This week, I’ve attended PIMRC in Bologna, Italy, where I gave an invited presentation in the special session entitled ``Small-data networks’’ organized by my colleagues Enrico Paolini (University of Bologna, Italy), Gianluigi Liva, (DLR, Germany) and Andrea Munari, RWTH Aachen University, Germany.
The intriguing idea of the session was to reflect on the challenges brought to communication systems by the need to support machine-type communications and their unique traffic characteristics: massive number of sporadically active users, short-packet transmissions, and—for some applications—low latency combined with high reliability requirements.
The slides of my presentation, entitled ``Fundamentals of short-packet transmission’’ can be downloaded here.
The goal of my presentation was to illustrate in simple terms how finite-blocklength information theory can help us with the design of communication systems that transmit short packets and are subject to sometimes stringent latency and reliability constraints.

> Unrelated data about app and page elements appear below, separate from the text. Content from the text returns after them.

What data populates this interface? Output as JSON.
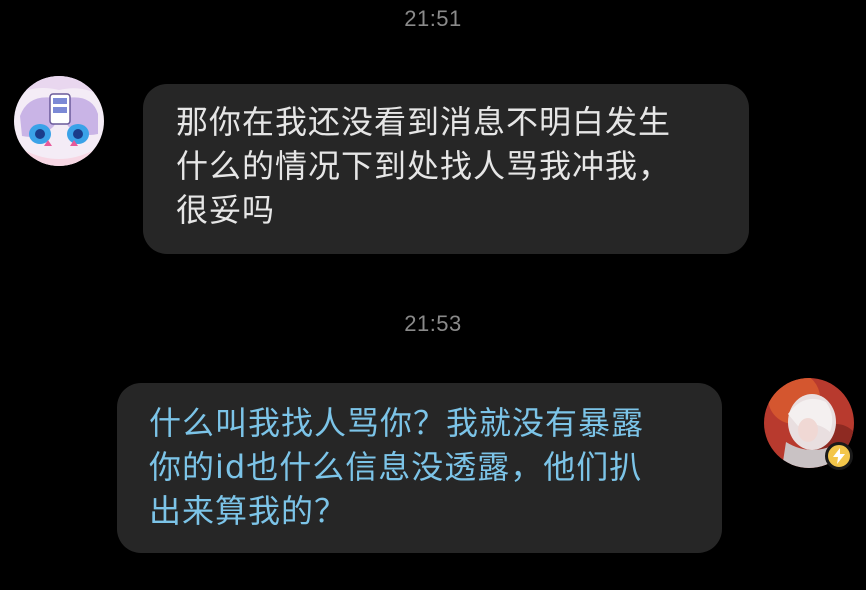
{
  "messages": [
    {
      "timestamp": "21:51",
      "direction": "incoming",
      "text": "那你在我还没看到消息不明白发生\n什么的情况下到处找人骂我冲我，\n很妥吗"
    },
    {
      "timestamp": "21:53",
      "direction": "outgoing",
      "text": "什么叫我找人骂你？我就没有暴露\n你的id也什么信息没透露，他们扒\n出来算我的？"
    }
  ],
  "colors": {
    "background": "#000000",
    "bubble": "#262626",
    "incoming_text": "#e6e6e6",
    "outgoing_text": "#7cc4e8",
    "timestamp": "#8a8a8a",
    "badge": "#f3c64a"
  },
  "icons": {
    "incoming_avatar": "anime-avatar-icon",
    "outgoing_avatar": "user-avatar-icon",
    "badge": "lightning-badge-icon"
  }
}
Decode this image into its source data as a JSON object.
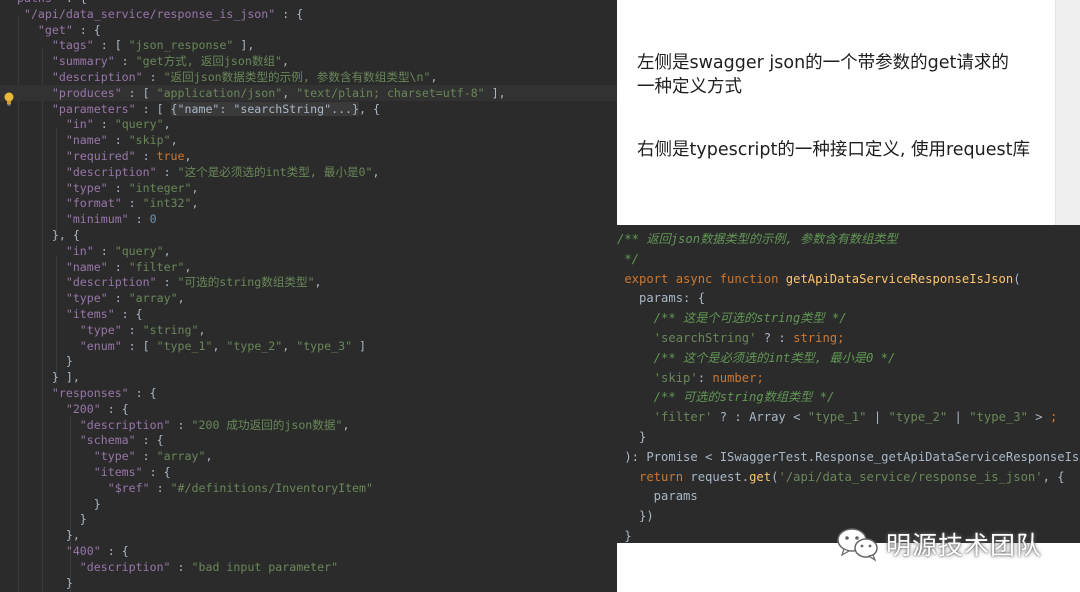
{
  "json_editor": {
    "lines": [
      [
        [
          "k",
          "\"paths\""
        ],
        [
          "p",
          " : {"
        ]
      ],
      [
        [
          "k",
          "  \"/api/data_service/response_is_json\""
        ],
        [
          "p",
          " : {"
        ]
      ],
      [
        [
          "k",
          "    \"get\""
        ],
        [
          "p",
          " : {"
        ]
      ],
      [
        [
          "k",
          "      \"tags\""
        ],
        [
          "p",
          " : [ "
        ],
        [
          "s",
          "\"json_response\""
        ],
        [
          "p",
          " ],"
        ]
      ],
      [
        [
          "k",
          "      \"summary\""
        ],
        [
          "p",
          " : "
        ],
        [
          "s",
          "\"get方式, 返回json数组\""
        ],
        [
          "p",
          ","
        ]
      ],
      [
        [
          "k",
          "      \"description\""
        ],
        [
          "p",
          " : "
        ],
        [
          "s",
          "\"返回json数据类型的示例, 参数含有数组类型\\n\""
        ],
        [
          "p",
          ","
        ]
      ],
      [
        [
          "k",
          "      \"produces\""
        ],
        [
          "p",
          " : [ "
        ],
        [
          "s",
          "\"application/json\""
        ],
        [
          "p",
          ", "
        ],
        [
          "s",
          "\"text/plain; charset=utf-8\""
        ],
        [
          "p",
          " ],"
        ]
      ],
      [
        [
          "k",
          "      \"parameters\""
        ],
        [
          "p",
          " : [ "
        ],
        [
          "f",
          "{\"name\": \"searchString\"...}"
        ],
        [
          "p",
          ", {"
        ]
      ],
      [
        [
          "k",
          "        \"in\""
        ],
        [
          "p",
          " : "
        ],
        [
          "s",
          "\"query\""
        ],
        [
          "p",
          ","
        ]
      ],
      [
        [
          "k",
          "        \"name\""
        ],
        [
          "p",
          " : "
        ],
        [
          "s",
          "\"skip\""
        ],
        [
          "p",
          ","
        ]
      ],
      [
        [
          "k",
          "        \"required\""
        ],
        [
          "p",
          " : "
        ],
        [
          "b",
          "true"
        ],
        [
          "p",
          ","
        ]
      ],
      [
        [
          "k",
          "        \"description\""
        ],
        [
          "p",
          " : "
        ],
        [
          "s",
          "\"这个是必须选的int类型, 最小是0\""
        ],
        [
          "p",
          ","
        ]
      ],
      [
        [
          "k",
          "        \"type\""
        ],
        [
          "p",
          " : "
        ],
        [
          "s",
          "\"integer\""
        ],
        [
          "p",
          ","
        ]
      ],
      [
        [
          "k",
          "        \"format\""
        ],
        [
          "p",
          " : "
        ],
        [
          "s",
          "\"int32\""
        ],
        [
          "p",
          ","
        ]
      ],
      [
        [
          "k",
          "        \"minimum\""
        ],
        [
          "p",
          " : "
        ],
        [
          "n",
          "0"
        ]
      ],
      [
        [
          "p",
          "      }, {"
        ]
      ],
      [
        [
          "k",
          "        \"in\""
        ],
        [
          "p",
          " : "
        ],
        [
          "s",
          "\"query\""
        ],
        [
          "p",
          ","
        ]
      ],
      [
        [
          "k",
          "        \"name\""
        ],
        [
          "p",
          " : "
        ],
        [
          "s",
          "\"filter\""
        ],
        [
          "p",
          ","
        ]
      ],
      [
        [
          "k",
          "        \"description\""
        ],
        [
          "p",
          " : "
        ],
        [
          "s",
          "\"可选的string数组类型\""
        ],
        [
          "p",
          ","
        ]
      ],
      [
        [
          "k",
          "        \"type\""
        ],
        [
          "p",
          " : "
        ],
        [
          "s",
          "\"array\""
        ],
        [
          "p",
          ","
        ]
      ],
      [
        [
          "k",
          "        \"items\""
        ],
        [
          "p",
          " : {"
        ]
      ],
      [
        [
          "k",
          "          \"type\""
        ],
        [
          "p",
          " : "
        ],
        [
          "s",
          "\"string\""
        ],
        [
          "p",
          ","
        ]
      ],
      [
        [
          "k",
          "          \"enum\""
        ],
        [
          "p",
          " : [ "
        ],
        [
          "s",
          "\"type_1\""
        ],
        [
          "p",
          ", "
        ],
        [
          "s",
          "\"type_2\""
        ],
        [
          "p",
          ", "
        ],
        [
          "s",
          "\"type_3\""
        ],
        [
          "p",
          " ]"
        ]
      ],
      [
        [
          "p",
          "        }"
        ]
      ],
      [
        [
          "p",
          "      } ],"
        ]
      ],
      [
        [
          "k",
          "      \"responses\""
        ],
        [
          "p",
          " : {"
        ]
      ],
      [
        [
          "k",
          "        \"200\""
        ],
        [
          "p",
          " : {"
        ]
      ],
      [
        [
          "k",
          "          \"description\""
        ],
        [
          "p",
          " : "
        ],
        [
          "s",
          "\"200 成功返回的json数据\""
        ],
        [
          "p",
          ","
        ]
      ],
      [
        [
          "k",
          "          \"schema\""
        ],
        [
          "p",
          " : {"
        ]
      ],
      [
        [
          "k",
          "            \"type\""
        ],
        [
          "p",
          " : "
        ],
        [
          "s",
          "\"array\""
        ],
        [
          "p",
          ","
        ]
      ],
      [
        [
          "k",
          "            \"items\""
        ],
        [
          "p",
          " : {"
        ]
      ],
      [
        [
          "k",
          "              \"$ref\""
        ],
        [
          "p",
          " : "
        ],
        [
          "s",
          "\"#/definitions/InventoryItem\""
        ]
      ],
      [
        [
          "p",
          "            }"
        ]
      ],
      [
        [
          "p",
          "          }"
        ]
      ],
      [
        [
          "p",
          "        },"
        ]
      ],
      [
        [
          "k",
          "        \"400\""
        ],
        [
          "p",
          " : {"
        ]
      ],
      [
        [
          "k",
          "          \"description\""
        ],
        [
          "p",
          " : "
        ],
        [
          "s",
          "\"bad input parameter\""
        ]
      ],
      [
        [
          "p",
          "        }"
        ]
      ]
    ]
  },
  "notes": {
    "line1": "左侧是swagger json的一个带参数的get请求的",
    "line2": "一种定义方式",
    "line3": "右侧是typescript的一种接口定义, 使用request库"
  },
  "ts_editor": {
    "lines": [
      [
        [
          "c",
          "/** 返回json数据类型的示例, 参数含有数组类型"
        ]
      ],
      [
        [
          "c",
          " */"
        ]
      ],
      [
        [
          "kw",
          " export async function "
        ],
        [
          "fn",
          "getApiDataServiceResponseIsJson"
        ],
        [
          "ty",
          "("
        ]
      ],
      [
        [
          "ty",
          "   params: {"
        ]
      ],
      [
        [
          "c",
          "     /** 这是个可选的string类型 */"
        ]
      ],
      [
        [
          "st",
          "     'searchString'"
        ],
        [
          "ty",
          " ? : "
        ],
        [
          "kw",
          "string"
        ],
        [
          "kw",
          ";"
        ]
      ],
      [
        [
          "c",
          "     /** 这个是必须选的int类型, 最小是0 */"
        ]
      ],
      [
        [
          "st",
          "     'skip'"
        ],
        [
          "ty",
          ": "
        ],
        [
          "kw",
          "number"
        ],
        [
          "kw",
          ";"
        ]
      ],
      [
        [
          "c",
          "     /** 可选的string数组类型 */"
        ]
      ],
      [
        [
          "st",
          "     'filter'"
        ],
        [
          "ty",
          " ? : Array < "
        ],
        [
          "st",
          "\"type_1\""
        ],
        [
          "ty",
          " | "
        ],
        [
          "st",
          "\"type_2\""
        ],
        [
          "ty",
          " | "
        ],
        [
          "st",
          "\"type_3\""
        ],
        [
          "ty",
          " > "
        ],
        [
          "kw",
          ";"
        ]
      ],
      [
        [
          "ty",
          "   }"
        ]
      ],
      [
        [
          "ty",
          " ): Promise < ISwaggerTest.Response_getApiDataServiceResponseIsJson"
        ]
      ],
      [
        [
          "kw",
          "   return "
        ],
        [
          "ty",
          "request."
        ],
        [
          "fn",
          "get"
        ],
        [
          "ty",
          "("
        ],
        [
          "st",
          "'/api/data_service/response_is_json'"
        ],
        [
          "ty",
          ", {"
        ]
      ],
      [
        [
          "ty",
          "     params"
        ]
      ],
      [
        [
          "ty",
          "   })"
        ]
      ],
      [
        [
          "ty",
          " }"
        ]
      ]
    ]
  },
  "watermark": {
    "text": "明源技术团队",
    "icon": "wechat-icon"
  }
}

I believe that finite-blocklength information theory is an indispensable toolbox for physical and network layer researchers working with IoT applications.